Recorded data
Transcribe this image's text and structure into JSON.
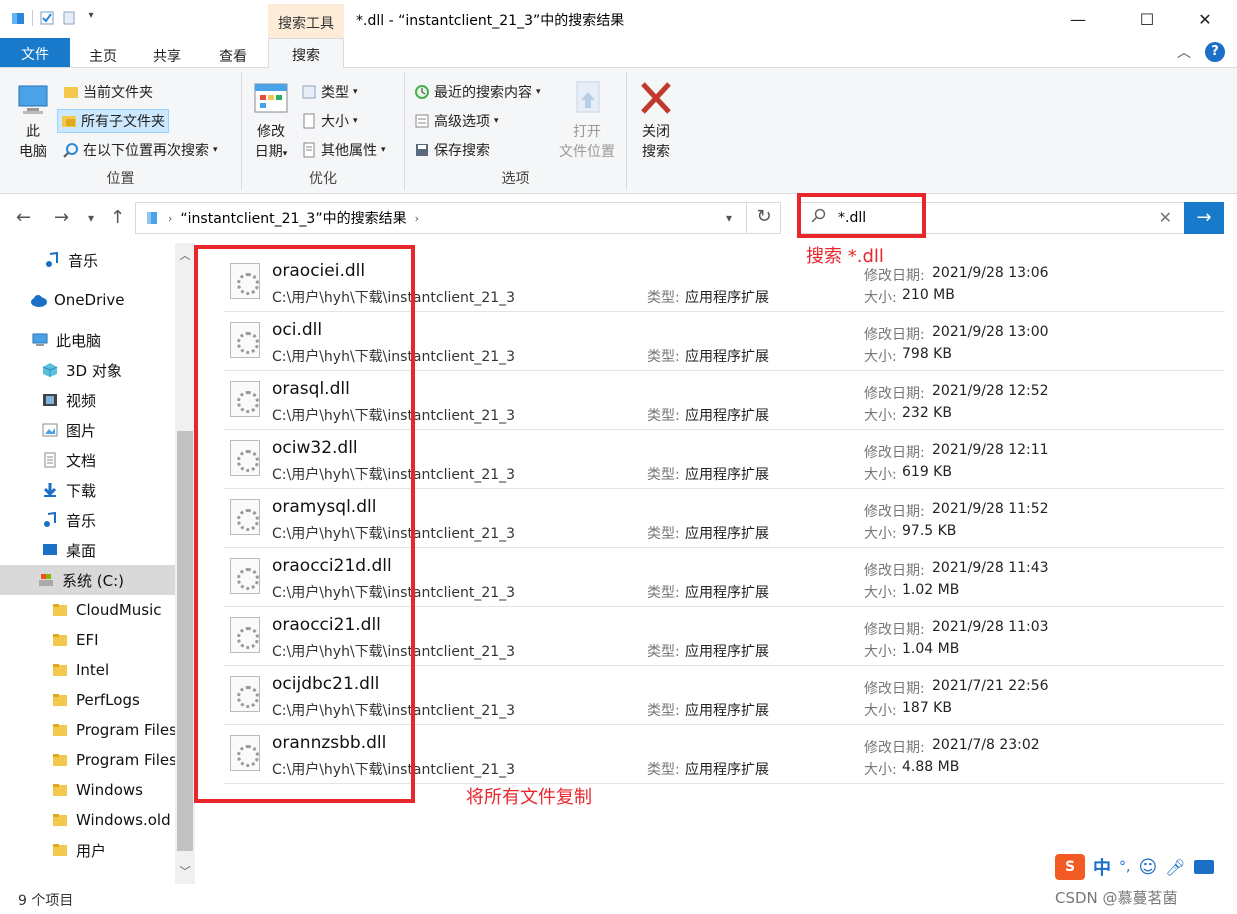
{
  "titlebar": {
    "contextual_tab": "搜索工具",
    "title": "*.dll - “instantclient_21_3”中的搜索结果",
    "minimize": "—",
    "maximize": "☐",
    "close": "✕"
  },
  "tabs": {
    "file": "文件",
    "home": "主页",
    "share": "共享",
    "view": "查看",
    "search": "搜索"
  },
  "ribbon": {
    "location": {
      "label": "位置",
      "this_pc_line1": "此",
      "this_pc_line2": "电脑",
      "current_folder": "当前文件夹",
      "all_subfolders": "所有子文件夹",
      "search_again": "在以下位置再次搜索"
    },
    "refine": {
      "label": "优化",
      "date_modified_line1": "修改",
      "date_modified_line2": "日期",
      "kind": "类型",
      "size": "大小",
      "other_props": "其他属性"
    },
    "options": {
      "label": "选项",
      "recent_searches": "最近的搜索内容",
      "advanced": "高级选项",
      "save_search": "保存搜索",
      "open_location_line1": "打开",
      "open_location_line2": "文件位置"
    },
    "close": {
      "line1": "关闭",
      "line2": "搜索"
    }
  },
  "address": {
    "path": "“instantclient_21_3”中的搜索结果",
    "search_value": "*.dll"
  },
  "sidebar": {
    "items": [
      {
        "label": "音乐",
        "icon": "music-icon"
      },
      {
        "label": "OneDrive",
        "icon": "cloud-icon"
      },
      {
        "label": "此电脑",
        "icon": "computer-icon"
      },
      {
        "label": "3D 对象",
        "icon": "cube-icon"
      },
      {
        "label": "视频",
        "icon": "film-icon"
      },
      {
        "label": "图片",
        "icon": "picture-icon"
      },
      {
        "label": "文档",
        "icon": "document-icon"
      },
      {
        "label": "下载",
        "icon": "download-icon"
      },
      {
        "label": "音乐",
        "icon": "music-icon"
      },
      {
        "label": "桌面",
        "icon": "desktop-icon"
      },
      {
        "label": "系统 (C:)",
        "icon": "drive-icon"
      },
      {
        "label": "CloudMusic",
        "icon": "folder-icon"
      },
      {
        "label": "EFI",
        "icon": "folder-icon"
      },
      {
        "label": "Intel",
        "icon": "folder-icon"
      },
      {
        "label": "PerfLogs",
        "icon": "folder-icon"
      },
      {
        "label": "Program Files",
        "icon": "folder-icon"
      },
      {
        "label": "Program Files",
        "icon": "folder-icon"
      },
      {
        "label": "Windows",
        "icon": "folder-icon"
      },
      {
        "label": "Windows.old",
        "icon": "folder-icon"
      },
      {
        "label": "用户",
        "icon": "folder-icon"
      }
    ]
  },
  "file_labels": {
    "type_label": "类型:",
    "date_label": "修改日期:",
    "size_label": "大小:"
  },
  "files": [
    {
      "name": "oraociei.dll",
      "path": "C:\\用户\\hyh\\下载\\instantclient_21_3",
      "type": "应用程序扩展",
      "date": "2021/9/28 13:06",
      "size": "210 MB"
    },
    {
      "name": "oci.dll",
      "path": "C:\\用户\\hyh\\下载\\instantclient_21_3",
      "type": "应用程序扩展",
      "date": "2021/9/28 13:00",
      "size": "798 KB"
    },
    {
      "name": "orasql.dll",
      "path": "C:\\用户\\hyh\\下载\\instantclient_21_3",
      "type": "应用程序扩展",
      "date": "2021/9/28 12:52",
      "size": "232 KB"
    },
    {
      "name": "ociw32.dll",
      "path": "C:\\用户\\hyh\\下载\\instantclient_21_3",
      "type": "应用程序扩展",
      "date": "2021/9/28 12:11",
      "size": "619 KB"
    },
    {
      "name": "oramysql.dll",
      "path": "C:\\用户\\hyh\\下载\\instantclient_21_3",
      "type": "应用程序扩展",
      "date": "2021/9/28 11:52",
      "size": "97.5 KB"
    },
    {
      "name": "oraocci21d.dll",
      "path": "C:\\用户\\hyh\\下载\\instantclient_21_3",
      "type": "应用程序扩展",
      "date": "2021/9/28 11:43",
      "size": "1.02 MB"
    },
    {
      "name": "oraocci21.dll",
      "path": "C:\\用户\\hyh\\下载\\instantclient_21_3",
      "type": "应用程序扩展",
      "date": "2021/9/28 11:03",
      "size": "1.04 MB"
    },
    {
      "name": "ocijdbc21.dll",
      "path": "C:\\用户\\hyh\\下载\\instantclient_21_3",
      "type": "应用程序扩展",
      "date": "2021/7/21 22:56",
      "size": "187 KB"
    },
    {
      "name": "orannzsbb.dll",
      "path": "C:\\用户\\hyh\\下载\\instantclient_21_3",
      "type": "应用程序扩展",
      "date": "2021/7/8 23:02",
      "size": "4.88 MB"
    }
  ],
  "annotations": {
    "search_note": "搜索 *.dll",
    "copy_note": "将所有文件复制"
  },
  "status": {
    "item_count": "9 个项目"
  },
  "ime": {
    "lang": "中",
    "punct": "°,"
  },
  "watermark": "CSDN @慕蔓茗菌",
  "colors": {
    "accent": "#1979ca",
    "annotation_red": "#e8262b",
    "selected_bg": "#cce8ff"
  }
}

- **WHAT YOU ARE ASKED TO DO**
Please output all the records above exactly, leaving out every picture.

- **RESPONSE BOX**
Transcribe this image's text and structure into JSON.
{
  "titlebar": {
    "contextual_tab": "搜索工具",
    "title": "*.dll - “instantclient_21_3”中的搜索结果",
    "minimize": "—",
    "maximize": "☐",
    "close": "✕"
  },
  "tabs": {
    "file": "文件",
    "home": "主页",
    "share": "共享",
    "view": "查看",
    "search": "搜索"
  },
  "ribbon": {
    "location": {
      "label": "位置",
      "this_pc_line1": "此",
      "this_pc_line2": "电脑",
      "current_folder": "当前文件夹",
      "all_subfolders": "所有子文件夹",
      "search_again": "在以下位置再次搜索"
    },
    "refine": {
      "label": "优化",
      "date_modified_line1": "修改",
      "date_modified_line2": "日期",
      "kind": "类型",
      "size": "大小",
      "other_props": "其他属性"
    },
    "options": {
      "label": "选项",
      "recent_searches": "最近的搜索内容",
      "advanced": "高级选项",
      "save_search": "保存搜索",
      "open_location_line1": "打开",
      "open_location_line2": "文件位置"
    },
    "close": {
      "line1": "关闭",
      "line2": "搜索"
    }
  },
  "address": {
    "path": "“instantclient_21_3”中的搜索结果",
    "search_value": "*.dll"
  },
  "sidebar": {
    "items": [
      {
        "label": "音乐",
        "icon": "music-icon"
      },
      {
        "label": "OneDrive",
        "icon": "cloud-icon"
      },
      {
        "label": "此电脑",
        "icon": "computer-icon"
      },
      {
        "label": "3D 对象",
        "icon": "cube-icon"
      },
      {
        "label": "视频",
        "icon": "film-icon"
      },
      {
        "label": "图片",
        "icon": "picture-icon"
      },
      {
        "label": "文档",
        "icon": "document-icon"
      },
      {
        "label": "下载",
        "icon": "download-icon"
      },
      {
        "label": "音乐",
        "icon": "music-icon"
      },
      {
        "label": "桌面",
        "icon": "desktop-icon"
      },
      {
        "label": "系统 (C:)",
        "icon": "drive-icon"
      },
      {
        "label": "CloudMusic",
        "icon": "folder-icon"
      },
      {
        "label": "EFI",
        "icon": "folder-icon"
      },
      {
        "label": "Intel",
        "icon": "folder-icon"
      },
      {
        "label": "PerfLogs",
        "icon": "folder-icon"
      },
      {
        "label": "Program Files",
        "icon": "folder-icon"
      },
      {
        "label": "Program Files",
        "icon": "folder-icon"
      },
      {
        "label": "Windows",
        "icon": "folder-icon"
      },
      {
        "label": "Windows.old",
        "icon": "folder-icon"
      },
      {
        "label": "用户",
        "icon": "folder-icon"
      }
    ]
  },
  "file_labels": {
    "type_label": "类型:",
    "date_label": "修改日期:",
    "size_label": "大小:"
  },
  "files": [
    {
      "name": "oraociei.dll",
      "path": "C:\\用户\\hyh\\下载\\instantclient_21_3",
      "type": "应用程序扩展",
      "date": "2021/9/28 13:06",
      "size": "210 MB"
    },
    {
      "name": "oci.dll",
      "path": "C:\\用户\\hyh\\下载\\instantclient_21_3",
      "type": "应用程序扩展",
      "date": "2021/9/28 13:00",
      "size": "798 KB"
    },
    {
      "name": "orasql.dll",
      "path": "C:\\用户\\hyh\\下载\\instantclient_21_3",
      "type": "应用程序扩展",
      "date": "2021/9/28 12:52",
      "size": "232 KB"
    },
    {
      "name": "ociw32.dll",
      "path": "C:\\用户\\hyh\\下载\\instantclient_21_3",
      "type": "应用程序扩展",
      "date": "2021/9/28 12:11",
      "size": "619 KB"
    },
    {
      "name": "oramysql.dll",
      "path": "C:\\用户\\hyh\\下载\\instantclient_21_3",
      "type": "应用程序扩展",
      "date": "2021/9/28 11:52",
      "size": "97.5 KB"
    },
    {
      "name": "oraocci21d.dll",
      "path": "C:\\用户\\hyh\\下载\\instantclient_21_3",
      "type": "应用程序扩展",
      "date": "2021/9/28 11:43",
      "size": "1.02 MB"
    },
    {
      "name": "oraocci21.dll",
      "path": "C:\\用户\\hyh\\下载\\instantclient_21_3",
      "type": "应用程序扩展",
      "date": "2021/9/28 11:03",
      "size": "1.04 MB"
    },
    {
      "name": "ocijdbc21.dll",
      "path": "C:\\用户\\hyh\\下载\\instantclient_21_3",
      "type": "应用程序扩展",
      "date": "2021/7/21 22:56",
      "size": "187 KB"
    },
    {
      "name": "orannzsbb.dll",
      "path": "C:\\用户\\hyh\\下载\\instantclient_21_3",
      "type": "应用程序扩展",
      "date": "2021/7/8 23:02",
      "size": "4.88 MB"
    }
  ],
  "annotations": {
    "search_note": "搜索 *.dll",
    "copy_note": "将所有文件复制"
  },
  "status": {
    "item_count": "9 个项目"
  },
  "ime": {
    "lang": "中",
    "punct": "°,"
  },
  "watermark": "CSDN @慕蔓茗菌",
  "colors": {
    "accent": "#1979ca",
    "annotation_red": "#e8262b",
    "selected_bg": "#cce8ff"
  }
}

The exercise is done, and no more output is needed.